The biggest accomplishment has been inspiring the youth. Helping the young see in my show that anything is possible, and inspiring them to create and innovate has been the biggest achievement. Being able to show Ethiopian people that a guy who looks like them and who speaks like them can actually become a chief NASA scientist or an influencer in the global tech landscape has truly been my achievement. Apart from that, I have been able to influence policies and policymakers as well as decisions, in a way of discussions and consulting.
As a person who has been significantly involved in the tech industry in Ethiopia, what are the major milestones you have observed?
It is obvious that we are far behind the rest of the world when it comes to tech. However, the biggest change I see in the tech scene in Ethiopia is that there is a remarkably high level of interest within the government for tech.
It used to be significantly challenging for any tech initiative to operate in Ethiopia. There were no legal and infrastructural frameworks to enable that. You would only get attention when you launch a physical store or a factory, and people simply didn’t understand what and how tech could transform the economy and society. Now, it is understood. There are investors who show interest in tech ventures. Legal policy frameworks are being more inclusive to tech. The signs are promising.
Even in terms of infrastructure, we have come a long way with regard to connectivity.
What disappoints you about tech in Ethiopia?
The poor mindset about tech. From decision-makers all the way to consumers, the understanding of tech as an enabler is disappointing. The value we give to tech as a catalyst for everything is too low. Technology is sector-agnostic; it doesn’t matter where it is applied. It is transformative. That has not been understood yet. But, I am confident this is changing, and changing fast.
What do you regard as your biggest personal accomplishment?
My biggest personal achievement is having my small mark in the Ethiopian tech revolution. There is also a project I am running right now. If that succeeds, it will even stretch the accomplishment. I think it will create an even more significant impact on tech in Ethiopia.
Your first book has been in the market for months now. How has the feedback been?

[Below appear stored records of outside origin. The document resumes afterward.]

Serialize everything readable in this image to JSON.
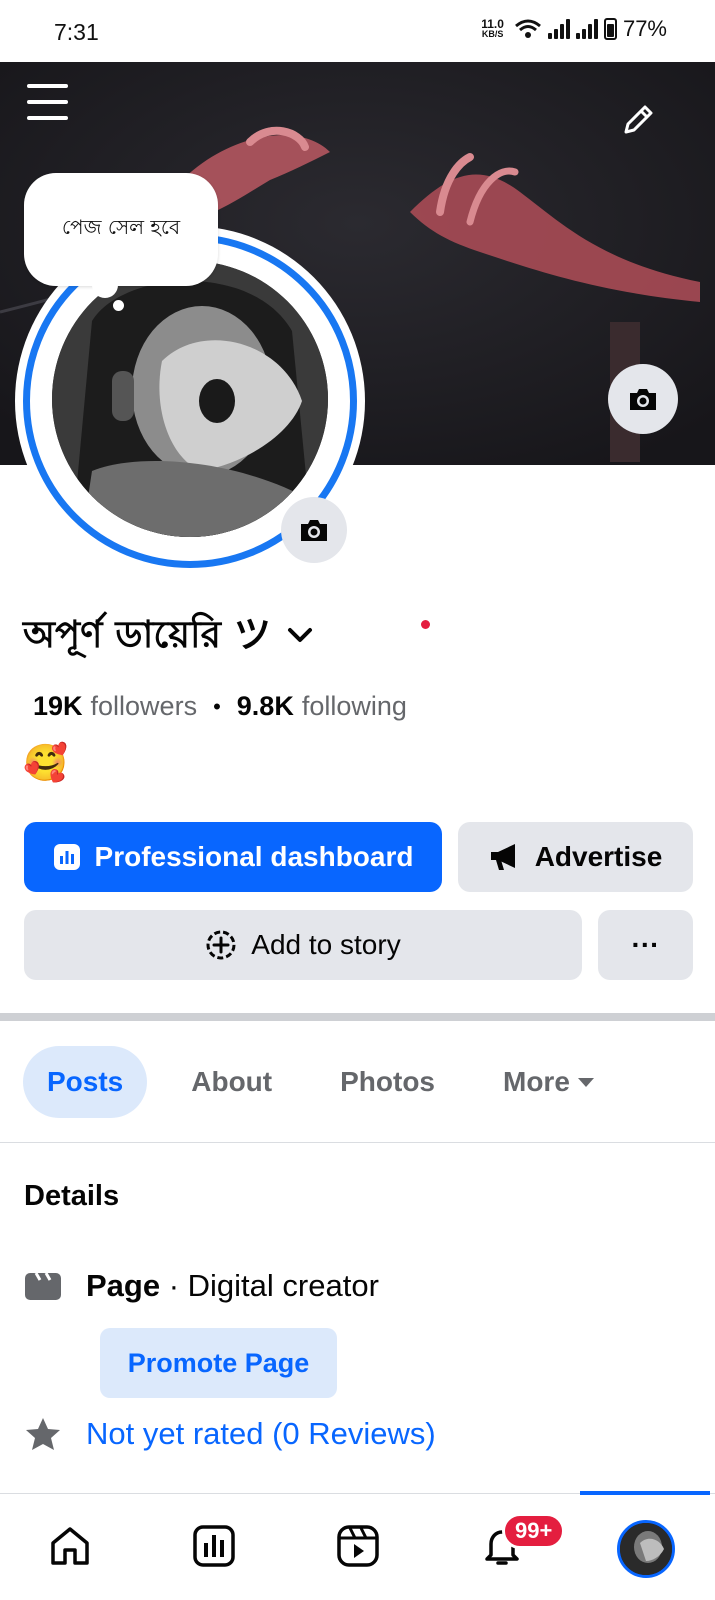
{
  "status_bar": {
    "time": "7:31",
    "speed_value": "11.0",
    "speed_unit": "KB/S",
    "battery": "77%"
  },
  "cover": {
    "note_text": "পেজ সেল হবে"
  },
  "profile": {
    "name": "অপূর্ণ ডায়েরি ツ",
    "followers_count": "19K",
    "followers_label": "followers",
    "following_count": "9.8K",
    "following_label": "following",
    "bio_emoji": "🥰"
  },
  "actions": {
    "dashboard_label": "Professional dashboard",
    "advertise_label": "Advertise",
    "add_story_label": "Add to story",
    "more_label": "···"
  },
  "tabs": {
    "posts": "Posts",
    "about": "About",
    "photos": "Photos",
    "more": "More"
  },
  "details": {
    "title": "Details",
    "page_type": "Page",
    "page_category": " · Digital creator",
    "promote_label": "Promote Page",
    "rating_text": "Not yet rated (0 Reviews)"
  },
  "bottom_nav": {
    "notification_badge": "99+"
  },
  "colors": {
    "accent": "#0866ff",
    "badge": "#e41e3f",
    "surface": "#e4e6eb"
  }
}
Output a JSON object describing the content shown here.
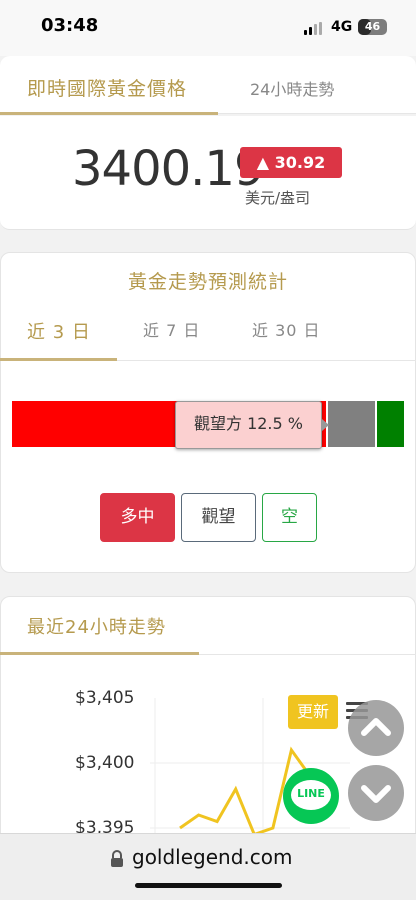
{
  "status_bar": {
    "time": "03:48",
    "network": "4G",
    "battery": "46",
    "battery_level": 0.46
  },
  "price_panel": {
    "tabs": [
      {
        "label": "即時國際黃金價格",
        "active": true
      },
      {
        "label": "24小時走勢",
        "active": false
      }
    ],
    "price": "3400.19",
    "change": "▲ 30.92",
    "unit": "美元/盎司"
  },
  "forecast": {
    "title": "黃金走勢預測統計",
    "tabs": [
      {
        "label": "近 3 日",
        "active": true
      },
      {
        "label": "近 7 日",
        "active": false
      },
      {
        "label": "近 30 日",
        "active": false
      }
    ],
    "segments": [
      {
        "name": "多",
        "share": 0.8,
        "color": "#ff0000"
      },
      {
        "name": "觀望方",
        "share": 0.125,
        "color": "#808080"
      },
      {
        "name": "空",
        "share": 0.075,
        "color": "#008000"
      }
    ],
    "tooltip": "觀望方 12.5 %",
    "buttons": {
      "long": "多中",
      "watch": "觀望",
      "short": "空"
    }
  },
  "trend": {
    "title": "最近24小時走勢",
    "y_ticks": [
      "$3,405",
      "$3,400",
      "$3,395"
    ],
    "update_label": "更新",
    "line_label": "LINE"
  },
  "chart_data": {
    "type": "line",
    "title": "",
    "xlabel": "",
    "ylabel": "",
    "ylim": [
      3395,
      3405
    ],
    "y_ticks": [
      "$3,405",
      "$3,400",
      "$3,395"
    ],
    "series": [
      {
        "x": [
          0,
          1,
          2,
          3,
          4,
          5,
          6,
          7
        ],
        "values": [
          3395,
          3396,
          3395.5,
          3398,
          3394.5,
          3395,
          3401,
          3399
        ]
      }
    ],
    "grid": true,
    "color": "#f0c420"
  },
  "browser": {
    "url": "goldlegend.com"
  },
  "colors": {
    "gold_accent": "#b59a4e",
    "up_red": "#dc3545",
    "short_green": "#28a745"
  }
}
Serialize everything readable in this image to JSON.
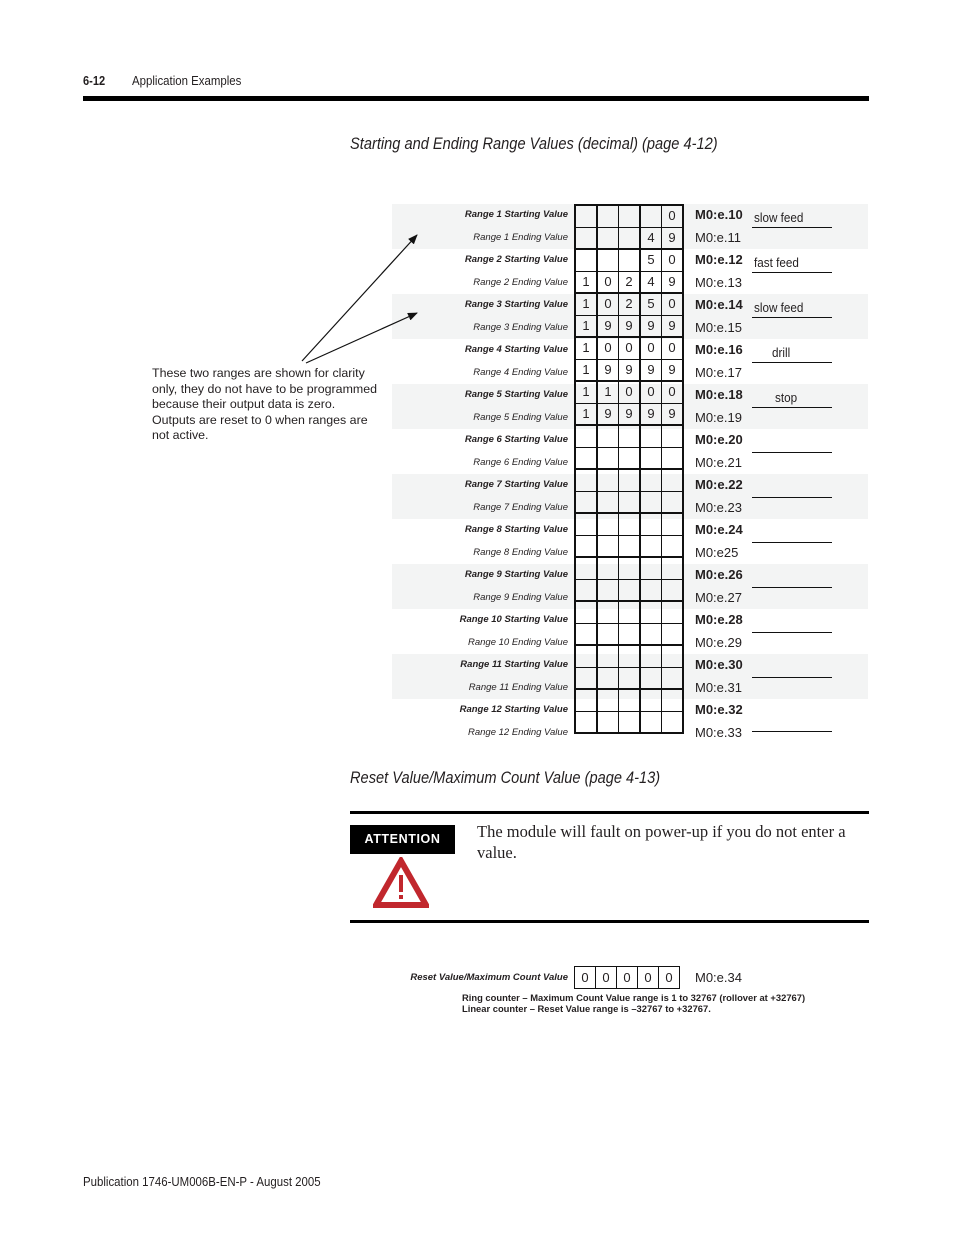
{
  "header": {
    "page_number": "6-12",
    "chapter_title": "Application Examples"
  },
  "range_section": {
    "title": "Starting and Ending Range Values (decimal) (page 4-12)",
    "ranges": [
      {
        "start_label": "Range 1 Starting Value",
        "end_label": "Range 1 Ending Value",
        "start_digits": [
          "",
          "",
          "",
          "",
          "0"
        ],
        "end_digits": [
          "",
          "",
          "",
          "4",
          "9"
        ],
        "start_addr": "M0:e.10",
        "end_addr": "M0:e.11",
        "output": "slow feed",
        "shaded": true
      },
      {
        "start_label": "Range 2 Starting Value",
        "end_label": "Range 2 Ending Value",
        "start_digits": [
          "",
          "",
          "",
          "5",
          "0"
        ],
        "end_digits": [
          "1",
          "0",
          "2",
          "4",
          "9"
        ],
        "start_addr": "M0:e.12",
        "end_addr": "M0:e.13",
        "output": "fast feed",
        "shaded": false
      },
      {
        "start_label": "Range 3 Starting Value",
        "end_label": "Range 3 Ending Value",
        "start_digits": [
          "1",
          "0",
          "2",
          "5",
          "0"
        ],
        "end_digits": [
          "1",
          "9",
          "9",
          "9",
          "9"
        ],
        "start_addr": "M0:e.14",
        "end_addr": "M0:e.15",
        "output": "slow feed",
        "shaded": true
      },
      {
        "start_label": "Range 4 Starting Value",
        "end_label": "Range 4 Ending Value",
        "start_digits": [
          "1",
          "0",
          "0",
          "0",
          "0"
        ],
        "end_digits": [
          "1",
          "9",
          "9",
          "9",
          "9"
        ],
        "start_addr": "M0:e.16",
        "end_addr": "M0:e.17",
        "output": "drill",
        "shaded": false
      },
      {
        "start_label": "Range 5 Starting Value",
        "end_label": "Range 5 Ending Value",
        "start_digits": [
          "1",
          "1",
          "0",
          "0",
          "0"
        ],
        "end_digits": [
          "1",
          "9",
          "9",
          "9",
          "9"
        ],
        "start_addr": "M0:e.18",
        "end_addr": "M0:e.19",
        "output": "stop",
        "shaded": true
      },
      {
        "start_label": "Range 6 Starting Value",
        "end_label": "Range 6 Ending Value",
        "start_digits": [
          "",
          "",
          "",
          "",
          ""
        ],
        "end_digits": [
          "",
          "",
          "",
          "",
          ""
        ],
        "start_addr": "M0:e.20",
        "end_addr": "M0:e.21",
        "output": "",
        "shaded": false
      },
      {
        "start_label": "Range 7 Starting Value",
        "end_label": "Range 7 Ending Value",
        "start_digits": [
          "",
          "",
          "",
          "",
          ""
        ],
        "end_digits": [
          "",
          "",
          "",
          "",
          ""
        ],
        "start_addr": "M0:e.22",
        "end_addr": "M0:e.23",
        "output": "",
        "shaded": true
      },
      {
        "start_label": "Range 8 Starting Value",
        "end_label": "Range 8 Ending Value",
        "start_digits": [
          "",
          "",
          "",
          "",
          ""
        ],
        "end_digits": [
          "",
          "",
          "",
          "",
          ""
        ],
        "start_addr": "M0:e.24",
        "end_addr": "M0:e25",
        "output": "",
        "shaded": false
      },
      {
        "start_label": "Range 9 Starting Value",
        "end_label": "Range 9 Ending Value",
        "start_digits": [
          "",
          "",
          "",
          "",
          ""
        ],
        "end_digits": [
          "",
          "",
          "",
          "",
          ""
        ],
        "start_addr": "M0:e.26",
        "end_addr": "M0:e.27",
        "output": "",
        "shaded": true
      },
      {
        "start_label": "Range 10 Starting Value",
        "end_label": "Range 10 Ending Value",
        "start_digits": [
          "",
          "",
          "",
          "",
          ""
        ],
        "end_digits": [
          "",
          "",
          "",
          "",
          ""
        ],
        "start_addr": "M0:e.28",
        "end_addr": "M0:e.29",
        "output": "",
        "shaded": false
      },
      {
        "start_label": "Range 11 Starting Value",
        "end_label": "Range 11 Ending Value",
        "start_digits": [
          "",
          "",
          "",
          "",
          ""
        ],
        "end_digits": [
          "",
          "",
          "",
          "",
          ""
        ],
        "start_addr": "M0:e.30",
        "end_addr": "M0:e.31",
        "output": "",
        "shaded": true
      },
      {
        "start_label": "Range 12 Starting Value",
        "end_label": "Range 12 Ending Value",
        "start_digits": [
          "",
          "",
          "",
          "",
          ""
        ],
        "end_digits": [
          "",
          "",
          "",
          "",
          ""
        ],
        "start_addr": "M0:e.32",
        "end_addr": "M0:e.33",
        "output": "",
        "shaded": false
      }
    ],
    "callout_note": "These two ranges are shown for clarity only, they do not have to be programmed because their output data is zero.  Outputs are reset to 0 when ranges are not active."
  },
  "reset_section": {
    "title": "Reset Value/Maximum Count Value (page 4-13)",
    "attention": {
      "badge": "ATTENTION",
      "icon": "warning-triangle-icon",
      "text": "The module will fault on power-up if you do not enter a value.",
      "icon_color": "#c1272d"
    },
    "label": "Reset Value/Maximum Count Value",
    "digits": [
      "0",
      "0",
      "0",
      "0",
      "0"
    ],
    "address": "M0:e.34",
    "notes": [
      "Ring counter – Maximum Count Value range is 1 to 32767  (rollover at +32767)",
      "Linear counter – Reset Value range is –32767 to +32767."
    ]
  },
  "footer": {
    "publication": "Publication 1746-UM006B-EN-P - August 2005"
  }
}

It has been very inspiring. It almost made me decide to write a second book. It was released around a year and a half ago, and we have sold over 30,000 copies which is great in the Ethiopian market. There still is more demand.
One of the most humbling and valuable feedback has been when one of my readers sent me my own book via express mail. Telling me the book was great, he marked all the typos in the book asking me to correct them in the next edition. It was very humbling to see people giving this much attention and value to my work.
What do you think big opportunities do you for the tech industry in Ethiopia?
The private sector in Ethiopia has been very dormant when it comes to tech partly because the government is the biggest enabler as well as consumer of tech and partly because of the poor understanding of tech as a transformational element. Leaders in the private sector have not been willing to venture into tech because they were too comfortable in traditional ways.
Once we get the policies and the infrastructure straight, I think the private sector is the biggest opportunity for tech.
Finally, is there anyone you would like to thank?
I would like to thank my Mom and my daughter for being the inspiration that they are. Despite being just ten, the encouragement and recognition I see in my daughter and the hope I see within her is invaluable. I would like to thank those who have been helping and guiding me through this all.